What you should do → Your answer must consist of the lines running from the one that holds "Transcribe this image's" to the end of the data, copied exactly.

___ Data section ___

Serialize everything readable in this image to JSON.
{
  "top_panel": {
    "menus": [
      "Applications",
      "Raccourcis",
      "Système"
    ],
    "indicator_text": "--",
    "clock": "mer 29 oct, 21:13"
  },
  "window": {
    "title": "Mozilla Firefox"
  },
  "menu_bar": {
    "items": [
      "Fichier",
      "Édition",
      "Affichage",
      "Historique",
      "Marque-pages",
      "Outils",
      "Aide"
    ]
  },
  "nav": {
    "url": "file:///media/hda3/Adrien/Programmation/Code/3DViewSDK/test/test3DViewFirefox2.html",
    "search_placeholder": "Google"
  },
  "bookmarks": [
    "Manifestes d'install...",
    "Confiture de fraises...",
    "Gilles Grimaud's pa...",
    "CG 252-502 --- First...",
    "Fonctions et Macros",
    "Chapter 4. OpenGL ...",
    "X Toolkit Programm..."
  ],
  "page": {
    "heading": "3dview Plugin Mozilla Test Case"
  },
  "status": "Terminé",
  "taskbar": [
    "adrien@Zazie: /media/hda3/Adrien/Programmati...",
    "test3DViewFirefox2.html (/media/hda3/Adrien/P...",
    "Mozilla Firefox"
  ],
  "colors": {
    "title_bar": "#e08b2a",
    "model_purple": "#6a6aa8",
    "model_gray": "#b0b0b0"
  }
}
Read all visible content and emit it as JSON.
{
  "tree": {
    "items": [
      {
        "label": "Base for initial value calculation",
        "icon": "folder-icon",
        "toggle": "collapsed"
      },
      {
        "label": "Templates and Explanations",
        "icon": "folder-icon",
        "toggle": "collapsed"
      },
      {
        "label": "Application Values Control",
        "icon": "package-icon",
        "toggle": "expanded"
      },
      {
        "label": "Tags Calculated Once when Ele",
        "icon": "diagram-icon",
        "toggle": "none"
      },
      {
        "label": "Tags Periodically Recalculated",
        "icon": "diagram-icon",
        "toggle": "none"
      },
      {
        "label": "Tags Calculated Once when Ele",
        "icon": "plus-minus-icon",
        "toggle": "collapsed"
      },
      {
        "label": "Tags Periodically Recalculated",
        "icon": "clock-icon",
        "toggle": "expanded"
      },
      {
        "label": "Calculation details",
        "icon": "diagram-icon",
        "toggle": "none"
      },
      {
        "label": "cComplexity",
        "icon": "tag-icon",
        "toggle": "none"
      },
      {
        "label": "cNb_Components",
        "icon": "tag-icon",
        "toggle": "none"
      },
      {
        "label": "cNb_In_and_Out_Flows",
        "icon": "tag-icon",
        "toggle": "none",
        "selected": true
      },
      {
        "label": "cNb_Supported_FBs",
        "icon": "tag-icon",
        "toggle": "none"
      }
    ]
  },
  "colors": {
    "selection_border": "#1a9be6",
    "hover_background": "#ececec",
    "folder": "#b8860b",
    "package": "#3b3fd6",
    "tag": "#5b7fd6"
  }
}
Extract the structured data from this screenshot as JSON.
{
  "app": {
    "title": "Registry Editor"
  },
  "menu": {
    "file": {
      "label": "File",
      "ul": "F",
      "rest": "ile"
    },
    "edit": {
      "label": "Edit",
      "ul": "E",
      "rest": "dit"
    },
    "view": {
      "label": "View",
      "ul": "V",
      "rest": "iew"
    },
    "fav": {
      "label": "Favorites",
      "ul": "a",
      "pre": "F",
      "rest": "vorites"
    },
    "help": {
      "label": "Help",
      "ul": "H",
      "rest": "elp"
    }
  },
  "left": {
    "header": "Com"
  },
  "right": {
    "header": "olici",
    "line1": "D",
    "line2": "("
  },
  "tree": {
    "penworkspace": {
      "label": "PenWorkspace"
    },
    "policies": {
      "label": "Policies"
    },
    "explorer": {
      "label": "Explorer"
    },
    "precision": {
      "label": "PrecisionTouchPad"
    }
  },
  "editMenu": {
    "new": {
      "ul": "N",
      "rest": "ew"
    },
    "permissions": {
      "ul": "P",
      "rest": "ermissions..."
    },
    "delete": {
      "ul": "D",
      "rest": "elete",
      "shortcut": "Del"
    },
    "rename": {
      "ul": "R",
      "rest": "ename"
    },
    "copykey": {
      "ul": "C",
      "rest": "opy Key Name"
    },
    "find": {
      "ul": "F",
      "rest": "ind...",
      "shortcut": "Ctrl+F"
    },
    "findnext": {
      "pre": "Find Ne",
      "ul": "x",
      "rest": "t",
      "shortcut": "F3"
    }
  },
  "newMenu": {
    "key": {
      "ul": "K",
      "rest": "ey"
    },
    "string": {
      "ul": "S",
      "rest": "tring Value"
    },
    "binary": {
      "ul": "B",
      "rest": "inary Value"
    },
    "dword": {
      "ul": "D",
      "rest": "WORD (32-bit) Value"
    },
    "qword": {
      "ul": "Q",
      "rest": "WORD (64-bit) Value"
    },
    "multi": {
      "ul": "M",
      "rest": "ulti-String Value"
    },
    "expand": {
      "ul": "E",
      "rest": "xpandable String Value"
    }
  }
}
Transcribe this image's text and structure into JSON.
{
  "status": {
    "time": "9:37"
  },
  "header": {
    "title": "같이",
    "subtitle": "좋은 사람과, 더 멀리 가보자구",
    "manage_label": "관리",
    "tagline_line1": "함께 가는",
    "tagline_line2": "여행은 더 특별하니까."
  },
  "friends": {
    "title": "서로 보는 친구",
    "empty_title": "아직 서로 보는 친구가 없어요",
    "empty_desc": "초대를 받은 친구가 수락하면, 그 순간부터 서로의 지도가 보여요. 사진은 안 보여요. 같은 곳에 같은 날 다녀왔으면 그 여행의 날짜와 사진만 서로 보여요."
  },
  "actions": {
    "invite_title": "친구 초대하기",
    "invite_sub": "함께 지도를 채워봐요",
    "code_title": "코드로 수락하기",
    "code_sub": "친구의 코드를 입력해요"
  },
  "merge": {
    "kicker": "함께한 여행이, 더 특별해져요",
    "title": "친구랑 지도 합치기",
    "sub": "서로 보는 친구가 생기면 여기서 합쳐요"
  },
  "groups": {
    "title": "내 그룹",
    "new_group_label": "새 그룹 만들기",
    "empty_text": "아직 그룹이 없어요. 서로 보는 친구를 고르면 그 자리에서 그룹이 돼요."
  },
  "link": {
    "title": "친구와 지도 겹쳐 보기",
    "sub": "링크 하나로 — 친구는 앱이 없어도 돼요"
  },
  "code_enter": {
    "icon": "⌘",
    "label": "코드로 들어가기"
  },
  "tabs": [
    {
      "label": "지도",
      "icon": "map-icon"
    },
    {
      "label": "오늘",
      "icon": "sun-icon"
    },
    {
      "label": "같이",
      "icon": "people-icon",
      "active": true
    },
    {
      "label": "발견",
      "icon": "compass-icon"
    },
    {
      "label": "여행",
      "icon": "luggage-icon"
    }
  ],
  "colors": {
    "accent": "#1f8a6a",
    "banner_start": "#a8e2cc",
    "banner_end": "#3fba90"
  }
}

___

Output →
Transcribe this image's text and structure into JSON.
{
  "status": {
    "time": "9:37"
  },
  "header": {
    "title": "같이",
    "subtitle": "좋은 사람과, 더 멀리 가보자구",
    "manage_label": "관리",
    "tagline_line1": "함께 가는",
    "tagline_line2": "여행은 더 특별하니까."
  },
  "friends": {
    "title": "서로 보는 친구",
    "empty_title": "아직 서로 보는 친구가 없어요",
    "empty_desc": "초대를 받은 친구가 수락하면, 그 순간부터 서로의 지도가 보여요. 사진은 안 보여요. 같은 곳에 같은 날 다녀왔으면 그 여행의 날짜와 사진만 서로 보여요."
  },
  "actions": {
    "invite_title": "친구 초대하기",
    "invite_sub": "함께 지도를 채워봐요",
    "code_title": "코드로 수락하기",
    "code_sub": "친구의 코드를 입력해요"
  },
  "merge": {
    "kicker": "함께한 여행이, 더 특별해져요",
    "title": "친구랑 지도 합치기",
    "sub": "서로 보는 친구가 생기면 여기서 합쳐요"
  },
  "groups": {
    "title": "내 그룹",
    "new_group_label": "새 그룹 만들기",
    "empty_text": "아직 그룹이 없어요. 서로 보는 친구를 고르면 그 자리에서 그룹이 돼요."
  },
  "link": {
    "title": "친구와 지도 겹쳐 보기",
    "sub": "링크 하나로 — 친구는 앱이 없어도 돼요"
  },
  "code_enter": {
    "icon": "⌘",
    "label": "코드로 들어가기"
  },
  "tabs": [
    {
      "label": "지도",
      "icon": "map-icon"
    },
    {
      "label": "오늘",
      "icon": "sun-icon"
    },
    {
      "label": "같이",
      "icon": "people-icon",
      "active": true
    },
    {
      "label": "발견",
      "icon": "compass-icon"
    },
    {
      "label": "여행",
      "icon": "luggage-icon"
    }
  ],
  "colors": {
    "accent": "#1f8a6a",
    "banner_start": "#a8e2cc",
    "banner_end": "#3fba90"
  }
}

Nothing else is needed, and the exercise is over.